Problem to solve
As the answer, give a copy of each line below that includes the word "local".

Data records for software interfaces

=== Begin Enclosure ===

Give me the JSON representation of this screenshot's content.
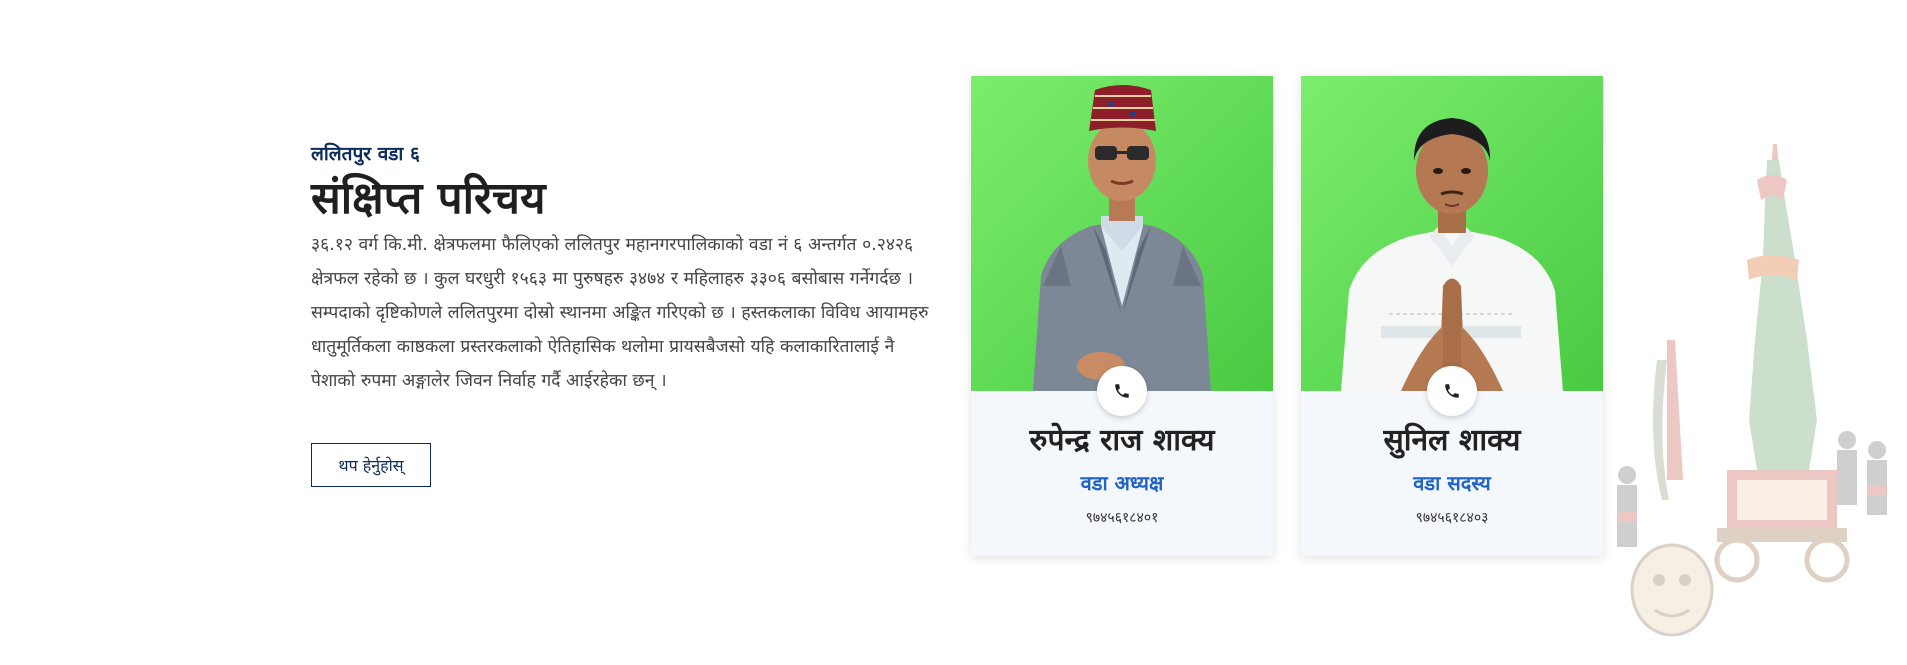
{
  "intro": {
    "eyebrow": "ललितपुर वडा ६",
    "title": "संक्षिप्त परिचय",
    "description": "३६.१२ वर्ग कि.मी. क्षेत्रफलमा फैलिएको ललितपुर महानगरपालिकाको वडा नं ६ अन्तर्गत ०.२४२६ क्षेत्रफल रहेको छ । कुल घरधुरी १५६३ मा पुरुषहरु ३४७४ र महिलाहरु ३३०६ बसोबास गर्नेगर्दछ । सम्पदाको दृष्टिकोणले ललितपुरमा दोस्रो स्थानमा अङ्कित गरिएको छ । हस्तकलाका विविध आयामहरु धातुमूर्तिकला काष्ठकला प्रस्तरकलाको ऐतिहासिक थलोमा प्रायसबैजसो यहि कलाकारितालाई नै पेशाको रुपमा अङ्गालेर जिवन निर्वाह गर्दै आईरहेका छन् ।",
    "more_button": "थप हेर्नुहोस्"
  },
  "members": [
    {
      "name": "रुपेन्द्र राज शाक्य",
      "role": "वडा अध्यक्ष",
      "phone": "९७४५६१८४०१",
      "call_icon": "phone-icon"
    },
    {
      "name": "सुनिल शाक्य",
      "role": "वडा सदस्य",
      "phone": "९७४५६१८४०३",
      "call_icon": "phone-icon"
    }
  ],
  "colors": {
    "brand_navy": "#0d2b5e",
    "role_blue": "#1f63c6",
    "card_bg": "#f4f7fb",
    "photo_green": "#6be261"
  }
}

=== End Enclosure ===
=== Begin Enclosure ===

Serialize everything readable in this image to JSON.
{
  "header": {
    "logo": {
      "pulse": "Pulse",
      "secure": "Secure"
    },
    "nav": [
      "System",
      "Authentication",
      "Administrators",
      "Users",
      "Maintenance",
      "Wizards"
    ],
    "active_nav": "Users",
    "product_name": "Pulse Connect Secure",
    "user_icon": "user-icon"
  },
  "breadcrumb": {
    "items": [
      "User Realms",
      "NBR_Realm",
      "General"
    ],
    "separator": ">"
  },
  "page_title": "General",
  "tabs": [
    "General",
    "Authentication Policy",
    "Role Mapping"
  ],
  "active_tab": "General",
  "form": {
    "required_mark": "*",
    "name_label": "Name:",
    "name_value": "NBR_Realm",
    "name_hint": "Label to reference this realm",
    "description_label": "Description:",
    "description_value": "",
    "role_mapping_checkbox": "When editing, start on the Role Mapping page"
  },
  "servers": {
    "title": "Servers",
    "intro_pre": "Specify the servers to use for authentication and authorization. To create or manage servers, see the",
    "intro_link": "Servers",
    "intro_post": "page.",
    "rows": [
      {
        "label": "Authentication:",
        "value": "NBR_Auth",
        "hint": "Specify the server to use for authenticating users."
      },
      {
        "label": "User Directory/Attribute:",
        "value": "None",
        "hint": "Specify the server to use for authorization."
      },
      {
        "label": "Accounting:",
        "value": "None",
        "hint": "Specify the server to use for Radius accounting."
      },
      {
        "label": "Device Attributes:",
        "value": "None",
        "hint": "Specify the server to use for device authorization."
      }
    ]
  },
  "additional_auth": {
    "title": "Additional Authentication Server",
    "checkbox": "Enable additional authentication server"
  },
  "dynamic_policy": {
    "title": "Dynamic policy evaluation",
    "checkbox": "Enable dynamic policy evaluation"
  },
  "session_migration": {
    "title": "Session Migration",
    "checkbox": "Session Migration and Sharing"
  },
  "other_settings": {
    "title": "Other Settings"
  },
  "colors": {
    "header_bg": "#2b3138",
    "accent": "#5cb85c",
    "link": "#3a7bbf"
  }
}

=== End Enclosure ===
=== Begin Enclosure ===

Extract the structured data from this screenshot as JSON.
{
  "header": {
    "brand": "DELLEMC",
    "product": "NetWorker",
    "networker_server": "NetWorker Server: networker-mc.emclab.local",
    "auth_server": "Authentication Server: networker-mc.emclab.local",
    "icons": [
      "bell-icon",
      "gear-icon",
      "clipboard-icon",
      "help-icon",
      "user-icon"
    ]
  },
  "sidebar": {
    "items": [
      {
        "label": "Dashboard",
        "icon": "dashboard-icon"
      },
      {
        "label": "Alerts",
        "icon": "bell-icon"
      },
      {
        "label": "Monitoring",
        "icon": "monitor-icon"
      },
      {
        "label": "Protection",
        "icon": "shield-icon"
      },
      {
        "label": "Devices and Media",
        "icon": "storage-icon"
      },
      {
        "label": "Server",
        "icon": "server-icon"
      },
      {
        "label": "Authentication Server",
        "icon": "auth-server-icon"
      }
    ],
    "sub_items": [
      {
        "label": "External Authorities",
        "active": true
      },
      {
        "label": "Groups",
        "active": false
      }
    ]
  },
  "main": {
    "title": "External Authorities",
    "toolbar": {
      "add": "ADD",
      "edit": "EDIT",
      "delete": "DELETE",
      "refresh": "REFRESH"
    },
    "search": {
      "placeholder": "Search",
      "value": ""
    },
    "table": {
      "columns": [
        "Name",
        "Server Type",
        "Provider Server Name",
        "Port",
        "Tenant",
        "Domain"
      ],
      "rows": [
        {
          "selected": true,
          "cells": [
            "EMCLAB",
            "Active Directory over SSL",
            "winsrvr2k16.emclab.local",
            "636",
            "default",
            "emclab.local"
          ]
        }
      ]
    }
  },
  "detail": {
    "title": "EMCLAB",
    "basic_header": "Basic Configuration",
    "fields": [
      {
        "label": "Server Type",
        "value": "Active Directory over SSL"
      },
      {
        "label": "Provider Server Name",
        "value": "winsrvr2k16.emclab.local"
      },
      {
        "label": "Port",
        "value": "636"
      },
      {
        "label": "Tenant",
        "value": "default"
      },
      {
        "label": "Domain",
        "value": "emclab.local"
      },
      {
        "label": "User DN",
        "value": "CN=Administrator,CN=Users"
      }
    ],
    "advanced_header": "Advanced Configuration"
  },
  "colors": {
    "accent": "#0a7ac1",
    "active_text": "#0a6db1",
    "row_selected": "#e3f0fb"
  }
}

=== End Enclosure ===

Solved exercise
    "networker_server": "NetWorker Server: networker-mc.emclab.local",
    "auth_server": "Authentication Server: networker-mc.emclab.local",
            "winsrvr2k16.emclab.local",
            "emclab.local"
        "value": "winsrvr2k16.emclab.local"
        "value": "emclab.local"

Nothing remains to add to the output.